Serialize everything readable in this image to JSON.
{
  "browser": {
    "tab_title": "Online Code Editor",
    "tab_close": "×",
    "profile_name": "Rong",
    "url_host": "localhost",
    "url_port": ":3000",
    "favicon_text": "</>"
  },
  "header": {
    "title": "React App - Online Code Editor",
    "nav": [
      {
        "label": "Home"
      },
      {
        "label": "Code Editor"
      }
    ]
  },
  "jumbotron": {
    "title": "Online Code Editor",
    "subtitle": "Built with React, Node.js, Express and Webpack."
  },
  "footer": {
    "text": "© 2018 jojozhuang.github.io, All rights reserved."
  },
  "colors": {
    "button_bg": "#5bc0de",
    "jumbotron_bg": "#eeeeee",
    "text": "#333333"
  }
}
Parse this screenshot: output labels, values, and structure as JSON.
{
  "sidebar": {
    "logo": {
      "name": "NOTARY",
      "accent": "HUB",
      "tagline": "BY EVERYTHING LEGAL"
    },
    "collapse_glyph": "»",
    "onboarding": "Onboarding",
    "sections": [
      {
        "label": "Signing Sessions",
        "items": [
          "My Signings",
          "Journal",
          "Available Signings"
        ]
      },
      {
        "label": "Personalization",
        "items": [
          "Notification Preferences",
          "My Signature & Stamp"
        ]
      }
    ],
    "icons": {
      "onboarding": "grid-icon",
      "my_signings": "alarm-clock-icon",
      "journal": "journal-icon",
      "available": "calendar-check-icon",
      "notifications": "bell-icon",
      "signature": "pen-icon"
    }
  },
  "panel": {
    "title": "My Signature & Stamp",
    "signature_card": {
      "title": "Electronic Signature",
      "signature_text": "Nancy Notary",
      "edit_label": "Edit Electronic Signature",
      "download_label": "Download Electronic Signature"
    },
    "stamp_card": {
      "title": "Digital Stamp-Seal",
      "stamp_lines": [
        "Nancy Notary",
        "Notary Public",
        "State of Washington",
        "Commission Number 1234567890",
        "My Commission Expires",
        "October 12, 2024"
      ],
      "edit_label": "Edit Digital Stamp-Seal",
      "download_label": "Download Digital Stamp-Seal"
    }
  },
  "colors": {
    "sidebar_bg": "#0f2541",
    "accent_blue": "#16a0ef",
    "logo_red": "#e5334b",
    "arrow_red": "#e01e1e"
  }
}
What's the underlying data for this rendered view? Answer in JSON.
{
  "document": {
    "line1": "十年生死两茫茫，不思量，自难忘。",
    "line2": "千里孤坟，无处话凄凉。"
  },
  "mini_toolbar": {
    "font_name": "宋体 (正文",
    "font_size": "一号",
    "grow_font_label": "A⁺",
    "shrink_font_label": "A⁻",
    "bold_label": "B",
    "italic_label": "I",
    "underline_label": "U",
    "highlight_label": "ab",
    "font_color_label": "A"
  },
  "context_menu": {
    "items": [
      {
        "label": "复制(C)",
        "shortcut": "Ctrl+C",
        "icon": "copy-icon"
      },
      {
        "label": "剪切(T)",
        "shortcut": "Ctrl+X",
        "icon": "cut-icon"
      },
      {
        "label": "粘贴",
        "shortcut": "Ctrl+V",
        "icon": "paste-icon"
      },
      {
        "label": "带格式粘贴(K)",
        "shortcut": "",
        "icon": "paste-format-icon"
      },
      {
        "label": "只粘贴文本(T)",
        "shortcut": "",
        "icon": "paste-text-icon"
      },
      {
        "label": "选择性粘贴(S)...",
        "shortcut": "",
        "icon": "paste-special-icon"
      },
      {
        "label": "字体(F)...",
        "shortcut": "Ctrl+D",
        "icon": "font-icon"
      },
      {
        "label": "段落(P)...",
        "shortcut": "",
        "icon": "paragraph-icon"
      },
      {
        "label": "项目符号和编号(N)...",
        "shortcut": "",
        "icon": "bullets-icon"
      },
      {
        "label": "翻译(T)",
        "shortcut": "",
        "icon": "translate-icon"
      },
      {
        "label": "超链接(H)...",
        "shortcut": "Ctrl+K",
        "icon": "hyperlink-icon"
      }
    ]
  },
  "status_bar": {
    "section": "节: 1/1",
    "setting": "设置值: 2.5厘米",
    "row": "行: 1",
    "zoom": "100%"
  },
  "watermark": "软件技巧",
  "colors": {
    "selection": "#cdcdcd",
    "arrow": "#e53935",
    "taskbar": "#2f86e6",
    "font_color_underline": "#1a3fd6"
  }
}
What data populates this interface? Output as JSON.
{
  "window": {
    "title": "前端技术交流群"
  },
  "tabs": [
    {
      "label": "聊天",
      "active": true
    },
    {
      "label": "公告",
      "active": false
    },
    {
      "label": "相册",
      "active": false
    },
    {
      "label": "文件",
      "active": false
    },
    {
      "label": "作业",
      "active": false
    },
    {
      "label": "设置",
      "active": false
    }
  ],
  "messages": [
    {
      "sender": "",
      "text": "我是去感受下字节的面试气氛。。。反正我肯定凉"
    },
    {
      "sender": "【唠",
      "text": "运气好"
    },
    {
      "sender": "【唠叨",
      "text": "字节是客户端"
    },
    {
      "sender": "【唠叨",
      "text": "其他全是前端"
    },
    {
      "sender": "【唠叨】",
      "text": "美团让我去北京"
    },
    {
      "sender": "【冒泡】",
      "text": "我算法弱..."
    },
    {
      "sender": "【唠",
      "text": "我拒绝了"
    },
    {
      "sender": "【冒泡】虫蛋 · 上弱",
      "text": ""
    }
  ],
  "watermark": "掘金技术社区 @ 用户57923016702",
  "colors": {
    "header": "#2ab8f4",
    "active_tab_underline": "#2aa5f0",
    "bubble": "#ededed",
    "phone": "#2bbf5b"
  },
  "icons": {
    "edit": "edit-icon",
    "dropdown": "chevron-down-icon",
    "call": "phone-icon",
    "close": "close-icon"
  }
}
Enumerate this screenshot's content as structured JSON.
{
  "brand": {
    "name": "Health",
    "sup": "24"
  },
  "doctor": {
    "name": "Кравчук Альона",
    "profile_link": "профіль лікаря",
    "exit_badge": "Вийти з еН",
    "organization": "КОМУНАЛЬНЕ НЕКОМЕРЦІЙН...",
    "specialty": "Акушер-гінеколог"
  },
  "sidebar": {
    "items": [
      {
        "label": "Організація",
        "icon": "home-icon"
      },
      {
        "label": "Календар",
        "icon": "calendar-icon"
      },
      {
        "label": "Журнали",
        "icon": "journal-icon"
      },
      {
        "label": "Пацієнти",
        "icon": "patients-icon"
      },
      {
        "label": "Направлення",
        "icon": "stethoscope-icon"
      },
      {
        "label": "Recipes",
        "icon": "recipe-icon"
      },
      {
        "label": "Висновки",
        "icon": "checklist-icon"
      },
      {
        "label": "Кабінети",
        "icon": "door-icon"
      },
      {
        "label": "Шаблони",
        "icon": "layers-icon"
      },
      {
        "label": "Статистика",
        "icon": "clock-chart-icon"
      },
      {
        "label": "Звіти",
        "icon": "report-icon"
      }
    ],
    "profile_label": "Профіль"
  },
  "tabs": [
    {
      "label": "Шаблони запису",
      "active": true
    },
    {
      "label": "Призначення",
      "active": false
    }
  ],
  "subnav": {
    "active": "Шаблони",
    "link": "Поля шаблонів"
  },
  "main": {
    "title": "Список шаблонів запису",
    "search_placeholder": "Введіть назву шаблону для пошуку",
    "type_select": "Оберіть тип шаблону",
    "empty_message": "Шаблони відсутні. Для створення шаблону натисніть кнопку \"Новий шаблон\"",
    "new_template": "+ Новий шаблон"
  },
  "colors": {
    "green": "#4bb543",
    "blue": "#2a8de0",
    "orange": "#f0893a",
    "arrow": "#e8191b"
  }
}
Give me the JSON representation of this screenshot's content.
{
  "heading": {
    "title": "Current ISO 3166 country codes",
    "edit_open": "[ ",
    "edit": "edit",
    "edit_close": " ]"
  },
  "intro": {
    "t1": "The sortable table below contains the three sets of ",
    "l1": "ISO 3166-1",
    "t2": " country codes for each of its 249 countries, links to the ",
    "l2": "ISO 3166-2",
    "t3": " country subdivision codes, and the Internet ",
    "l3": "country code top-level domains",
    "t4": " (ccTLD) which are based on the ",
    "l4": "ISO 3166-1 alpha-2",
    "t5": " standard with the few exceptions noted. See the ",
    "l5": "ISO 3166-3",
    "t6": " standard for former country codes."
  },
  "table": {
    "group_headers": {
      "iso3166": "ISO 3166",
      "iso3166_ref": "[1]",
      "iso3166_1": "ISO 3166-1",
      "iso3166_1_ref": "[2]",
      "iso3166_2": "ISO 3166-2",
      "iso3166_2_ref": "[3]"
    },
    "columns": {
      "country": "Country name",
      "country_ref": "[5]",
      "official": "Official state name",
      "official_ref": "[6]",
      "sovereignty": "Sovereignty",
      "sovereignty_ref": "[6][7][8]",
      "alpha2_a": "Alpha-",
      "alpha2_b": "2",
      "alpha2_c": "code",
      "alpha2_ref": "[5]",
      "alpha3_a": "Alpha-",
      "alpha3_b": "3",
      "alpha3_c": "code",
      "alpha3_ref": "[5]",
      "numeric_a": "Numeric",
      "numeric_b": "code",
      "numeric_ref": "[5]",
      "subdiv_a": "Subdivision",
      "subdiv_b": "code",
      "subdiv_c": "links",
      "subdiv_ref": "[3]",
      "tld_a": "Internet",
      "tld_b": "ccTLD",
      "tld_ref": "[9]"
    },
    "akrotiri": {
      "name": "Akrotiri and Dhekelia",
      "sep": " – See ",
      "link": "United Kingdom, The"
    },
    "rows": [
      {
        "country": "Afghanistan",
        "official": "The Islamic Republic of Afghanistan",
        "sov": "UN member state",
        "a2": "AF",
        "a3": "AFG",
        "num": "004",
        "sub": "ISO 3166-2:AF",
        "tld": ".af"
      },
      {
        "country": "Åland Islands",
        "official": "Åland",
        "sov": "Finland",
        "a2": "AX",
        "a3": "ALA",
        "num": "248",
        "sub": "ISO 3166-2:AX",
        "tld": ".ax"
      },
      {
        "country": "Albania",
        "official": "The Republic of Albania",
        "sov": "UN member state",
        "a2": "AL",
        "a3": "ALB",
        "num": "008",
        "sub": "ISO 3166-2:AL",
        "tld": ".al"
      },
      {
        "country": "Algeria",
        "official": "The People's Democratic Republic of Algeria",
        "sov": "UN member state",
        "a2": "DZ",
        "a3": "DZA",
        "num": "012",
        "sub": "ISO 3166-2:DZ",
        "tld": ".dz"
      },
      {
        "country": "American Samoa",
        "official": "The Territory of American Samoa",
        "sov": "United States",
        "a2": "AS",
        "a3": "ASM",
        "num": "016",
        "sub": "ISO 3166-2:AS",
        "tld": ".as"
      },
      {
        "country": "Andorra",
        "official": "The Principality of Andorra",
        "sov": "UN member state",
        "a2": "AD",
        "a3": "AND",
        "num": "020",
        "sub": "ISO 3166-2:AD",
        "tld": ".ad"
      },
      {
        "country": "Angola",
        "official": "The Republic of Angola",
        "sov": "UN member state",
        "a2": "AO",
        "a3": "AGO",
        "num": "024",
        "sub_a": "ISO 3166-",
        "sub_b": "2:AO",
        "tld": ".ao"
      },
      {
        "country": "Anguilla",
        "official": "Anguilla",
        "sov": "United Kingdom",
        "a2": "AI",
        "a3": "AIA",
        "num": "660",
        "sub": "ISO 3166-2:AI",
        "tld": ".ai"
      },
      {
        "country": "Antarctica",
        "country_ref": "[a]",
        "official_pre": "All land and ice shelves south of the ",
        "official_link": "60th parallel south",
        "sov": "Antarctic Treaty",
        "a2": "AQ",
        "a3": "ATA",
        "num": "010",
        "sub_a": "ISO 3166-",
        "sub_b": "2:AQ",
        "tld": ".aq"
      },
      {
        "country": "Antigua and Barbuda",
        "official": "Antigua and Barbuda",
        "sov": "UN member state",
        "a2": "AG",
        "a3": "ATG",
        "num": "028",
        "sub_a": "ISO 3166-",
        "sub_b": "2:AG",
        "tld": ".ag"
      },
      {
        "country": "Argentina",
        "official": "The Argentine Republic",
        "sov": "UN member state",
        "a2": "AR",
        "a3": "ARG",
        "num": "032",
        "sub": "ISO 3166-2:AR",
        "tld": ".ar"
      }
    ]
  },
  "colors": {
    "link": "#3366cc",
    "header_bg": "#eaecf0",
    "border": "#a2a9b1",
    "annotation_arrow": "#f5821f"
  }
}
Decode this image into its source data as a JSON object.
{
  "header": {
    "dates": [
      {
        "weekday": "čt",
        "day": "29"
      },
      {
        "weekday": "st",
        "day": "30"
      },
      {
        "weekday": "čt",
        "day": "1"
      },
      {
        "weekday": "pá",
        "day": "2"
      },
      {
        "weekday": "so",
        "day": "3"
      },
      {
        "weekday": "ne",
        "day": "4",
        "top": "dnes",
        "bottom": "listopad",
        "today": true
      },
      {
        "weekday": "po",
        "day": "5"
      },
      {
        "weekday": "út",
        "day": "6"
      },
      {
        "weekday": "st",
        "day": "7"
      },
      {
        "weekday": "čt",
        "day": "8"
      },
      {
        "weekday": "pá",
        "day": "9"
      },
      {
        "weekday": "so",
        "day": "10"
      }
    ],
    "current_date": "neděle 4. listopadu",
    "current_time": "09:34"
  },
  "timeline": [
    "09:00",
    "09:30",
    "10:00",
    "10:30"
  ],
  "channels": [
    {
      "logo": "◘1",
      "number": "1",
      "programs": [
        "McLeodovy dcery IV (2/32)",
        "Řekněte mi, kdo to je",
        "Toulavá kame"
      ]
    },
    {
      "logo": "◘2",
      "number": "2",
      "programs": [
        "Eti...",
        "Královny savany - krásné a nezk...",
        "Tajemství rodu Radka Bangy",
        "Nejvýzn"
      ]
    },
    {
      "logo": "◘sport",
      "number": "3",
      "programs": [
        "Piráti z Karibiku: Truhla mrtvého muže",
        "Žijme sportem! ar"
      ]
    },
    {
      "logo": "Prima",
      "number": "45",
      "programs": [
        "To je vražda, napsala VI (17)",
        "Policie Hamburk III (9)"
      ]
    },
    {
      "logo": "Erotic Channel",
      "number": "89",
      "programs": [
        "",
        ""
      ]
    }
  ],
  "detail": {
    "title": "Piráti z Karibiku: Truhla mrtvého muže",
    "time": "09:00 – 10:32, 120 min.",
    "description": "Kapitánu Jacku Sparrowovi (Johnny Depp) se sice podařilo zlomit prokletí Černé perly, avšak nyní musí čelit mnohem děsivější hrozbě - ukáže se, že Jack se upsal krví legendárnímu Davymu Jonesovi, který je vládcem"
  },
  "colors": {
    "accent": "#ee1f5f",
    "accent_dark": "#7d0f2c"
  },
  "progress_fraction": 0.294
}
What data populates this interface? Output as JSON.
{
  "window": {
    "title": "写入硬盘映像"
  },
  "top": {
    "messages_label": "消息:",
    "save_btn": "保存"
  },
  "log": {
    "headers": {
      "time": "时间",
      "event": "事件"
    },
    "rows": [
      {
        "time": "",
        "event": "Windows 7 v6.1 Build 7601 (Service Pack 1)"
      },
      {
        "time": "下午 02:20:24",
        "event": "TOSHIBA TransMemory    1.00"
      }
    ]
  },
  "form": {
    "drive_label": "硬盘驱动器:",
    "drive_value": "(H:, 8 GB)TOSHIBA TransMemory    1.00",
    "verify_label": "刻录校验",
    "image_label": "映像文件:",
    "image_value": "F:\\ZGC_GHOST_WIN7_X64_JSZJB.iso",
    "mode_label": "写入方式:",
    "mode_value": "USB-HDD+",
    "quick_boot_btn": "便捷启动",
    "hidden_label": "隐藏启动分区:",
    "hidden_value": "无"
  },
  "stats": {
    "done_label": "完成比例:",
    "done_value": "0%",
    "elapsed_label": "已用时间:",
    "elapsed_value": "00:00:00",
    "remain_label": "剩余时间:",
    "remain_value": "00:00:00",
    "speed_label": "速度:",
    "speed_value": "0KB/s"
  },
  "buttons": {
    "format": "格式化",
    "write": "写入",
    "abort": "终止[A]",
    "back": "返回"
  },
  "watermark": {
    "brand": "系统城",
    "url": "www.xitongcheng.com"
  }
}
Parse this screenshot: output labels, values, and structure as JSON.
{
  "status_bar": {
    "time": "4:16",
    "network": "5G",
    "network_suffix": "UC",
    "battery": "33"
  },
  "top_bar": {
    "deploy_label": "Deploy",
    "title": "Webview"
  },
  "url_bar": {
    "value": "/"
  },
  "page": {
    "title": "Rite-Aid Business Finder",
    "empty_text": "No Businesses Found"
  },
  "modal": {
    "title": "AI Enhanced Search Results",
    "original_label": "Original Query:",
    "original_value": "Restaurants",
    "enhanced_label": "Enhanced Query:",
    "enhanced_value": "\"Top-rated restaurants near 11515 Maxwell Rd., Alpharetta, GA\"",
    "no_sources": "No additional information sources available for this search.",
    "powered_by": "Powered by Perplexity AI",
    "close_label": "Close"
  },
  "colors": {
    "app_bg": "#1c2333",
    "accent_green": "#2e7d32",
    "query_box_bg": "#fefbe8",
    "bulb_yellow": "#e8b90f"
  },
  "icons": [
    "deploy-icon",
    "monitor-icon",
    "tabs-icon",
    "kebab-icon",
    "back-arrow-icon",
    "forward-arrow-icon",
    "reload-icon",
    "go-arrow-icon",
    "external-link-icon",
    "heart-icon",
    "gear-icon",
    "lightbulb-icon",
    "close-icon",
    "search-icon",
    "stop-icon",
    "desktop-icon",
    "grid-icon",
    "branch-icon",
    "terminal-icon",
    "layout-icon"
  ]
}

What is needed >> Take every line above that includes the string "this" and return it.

Worked solution >>
Serialize everything readable in this image to JSON.
Parse this screenshot: output labels, values, and structure as JSON.
What's the underlying data for this rendered view? Answer in JSON.
What data populates this interface? Output as JSON.
Enumerate this screenshot's content as structured JSON.
Give me the JSON representation of this screenshot's content.
Decode this image into its source data as a JSON object.
What data populates this interface? Output as JSON.
Parse this screenshot: output labels, values, and structure as JSON.
    "no_sources": "No additional information sources available for this search.",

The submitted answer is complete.